### EXTRACTED MATERIAL
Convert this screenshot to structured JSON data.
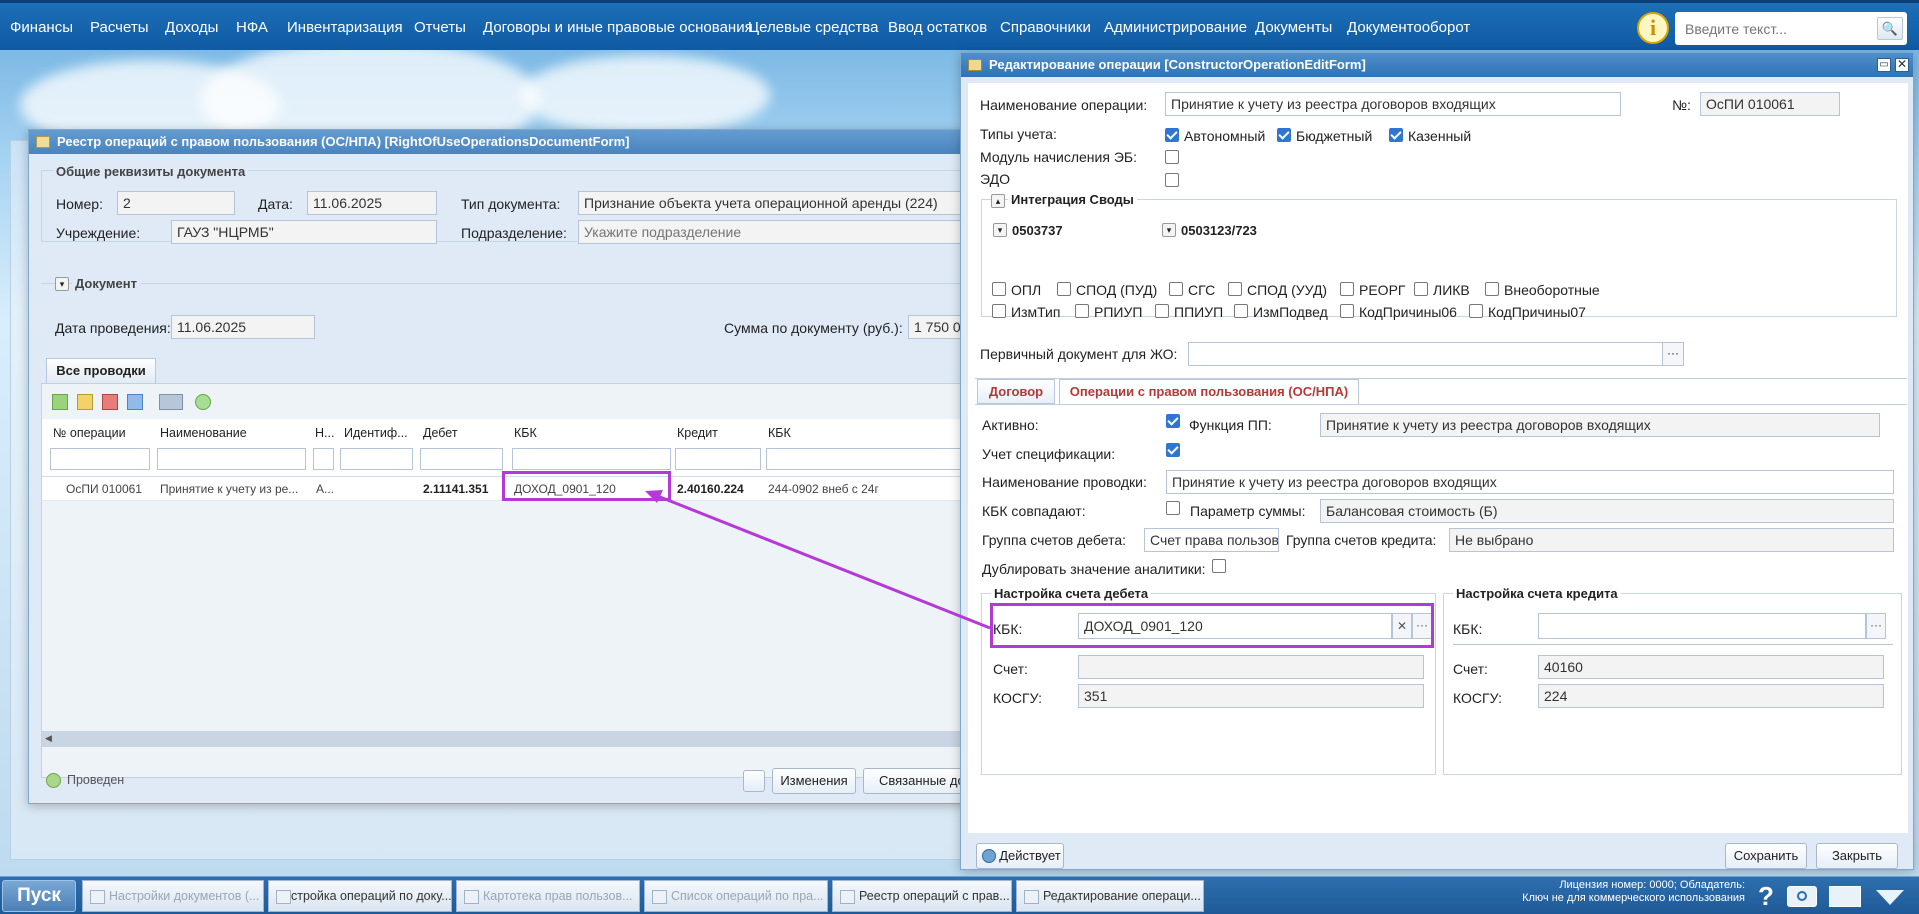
{
  "menu": [
    "Финансы",
    "Расчеты",
    "Доходы",
    "НФА",
    "Инвентаризация",
    "Отчеты",
    "Договоры и иные правовые основания",
    "Целевые средства",
    "Ввод остатков",
    "Справочники",
    "Администрирование",
    "Документы",
    "Документооборот"
  ],
  "search": {
    "placeholder": "Введите текст..."
  },
  "registry": {
    "title": "Реестр операций с правом пользования (ОС/НПА) [RightOfUseOperationsDocumentForm]",
    "general_title": "Общие реквизиты документа",
    "number_label": "Номер:",
    "number_value": "2",
    "date_label": "Дата:",
    "date_value": "11.06.2025",
    "doc_type_label": "Тип документа:",
    "doc_type_value": "Признание объекта учета операционной аренды (224)",
    "institution_label": "Учреждение:",
    "institution_value": "ГАУЗ \"НЦРМБ\"",
    "subdivision_label": "Подразделение:",
    "subdivision_placeholder": "Укажите подразделение",
    "document_title": "Документ",
    "posting_date_label": "Дата проведения:",
    "posting_date_value": "11.06.2025",
    "sum_label": "Сумма по документу (руб.):",
    "sum_value": "1 750 0",
    "tab_all": "Все проводки",
    "columns": [
      "№ операции",
      "Наименование",
      "Н...",
      "Идентиф...",
      "Дебет",
      "КБК",
      "Кредит",
      "КБК"
    ],
    "row": [
      "ОсПИ 010061",
      "Принятие к учету из ре...",
      "А...",
      "",
      "2.11141.351",
      "ДОХОД_0901_120",
      "2.40160.224",
      "244-0902 внеб с 24г"
    ],
    "status": "Проведен",
    "btn_changes": "Изменения",
    "btn_related": "Связанные доку"
  },
  "editor": {
    "title": "Редактирование операции [ConstructorOperationEditForm]",
    "name_label": "Наименование операции:",
    "name_value": "Принятие к учету из реестра договоров входящих",
    "no_label": "№:",
    "no_value": "ОсПИ 010061",
    "types_label": "Типы учета:",
    "type1": "Автономный",
    "type2": "Бюджетный",
    "type3": "Казенный",
    "eb_label": "Модуль начисления ЭБ:",
    "edo_label": "ЭДО",
    "integration_title": "Интеграция Своды",
    "form1": "0503737",
    "form2": "0503123/723",
    "chk_row1": [
      "ОПЛ",
      "СПОД (ПУД)",
      "СГС",
      "СПОД (УУД)",
      "РЕОРГ",
      "ЛИКВ",
      "Внеоборотные"
    ],
    "chk_row2": [
      "ИзмТип",
      "РПИУП",
      "ППИУП",
      "ИзмПодвед",
      "КодПричины06",
      "КодПричины07"
    ],
    "primary_doc_label": "Первичный документ для ЖО:",
    "tab1": "Договор",
    "tab2": "Операции с правом пользования (ОС/НПА)",
    "active_label": "Активно:",
    "func_pp_label": "Функция ПП:",
    "func_pp_value": "Принятие к учету из реестра договоров входящих",
    "spec_label": "Учет спецификации:",
    "entry_name_label": "Наименование проводки:",
    "entry_name_value": "Принятие к учету из реестра договоров входящих",
    "kbk_match_label": "КБК совпадают:",
    "sum_param_label": "Параметр суммы:",
    "sum_param_value": "Балансовая стоимость (Б)",
    "debit_group_label": "Группа счетов дебета:",
    "debit_group_value": "Счет права пользова",
    "credit_group_label": "Группа счетов кредита:",
    "credit_group_value": "Не выбрано",
    "dup_label": "Дублировать значение аналитики:",
    "debit_title": "Настройка счета дебета",
    "credit_title": "Настройка счета кредита",
    "kbk_label": "КБК:",
    "debit_kbk": "ДОХОД_0901_120",
    "account_label": "Счет:",
    "kosgu_label": "КОСГУ:",
    "debit_kosgu": "351",
    "credit_account": "40160",
    "credit_kosgu": "224",
    "status_btn": "Действует",
    "save_btn": "Сохранить",
    "close_btn": "Закрыть"
  },
  "taskbar": {
    "start": "Пуск",
    "tasks": [
      "Настройки документов (...",
      "Настройка операций по доку...",
      "Картотека прав пользов...",
      "Список операций по пра...",
      "Реестр операций с прав...",
      "Редактирование операци..."
    ],
    "license": "Лицензия номер: 0000; Обладатель:",
    "license2": "Ключ не для коммерческого использования"
  },
  "colors": {
    "accent": "#2f72b4",
    "highlight": "#b43ad6"
  }
}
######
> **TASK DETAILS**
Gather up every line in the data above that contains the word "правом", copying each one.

> **SOLVED EXERCISE**
    "title": "Реестр операций с правом пользования (ОС/НПА) [RightOfUseOperationsDocumentForm]",
    "tab2": "Операции с правом пользования (ОС/НПА)",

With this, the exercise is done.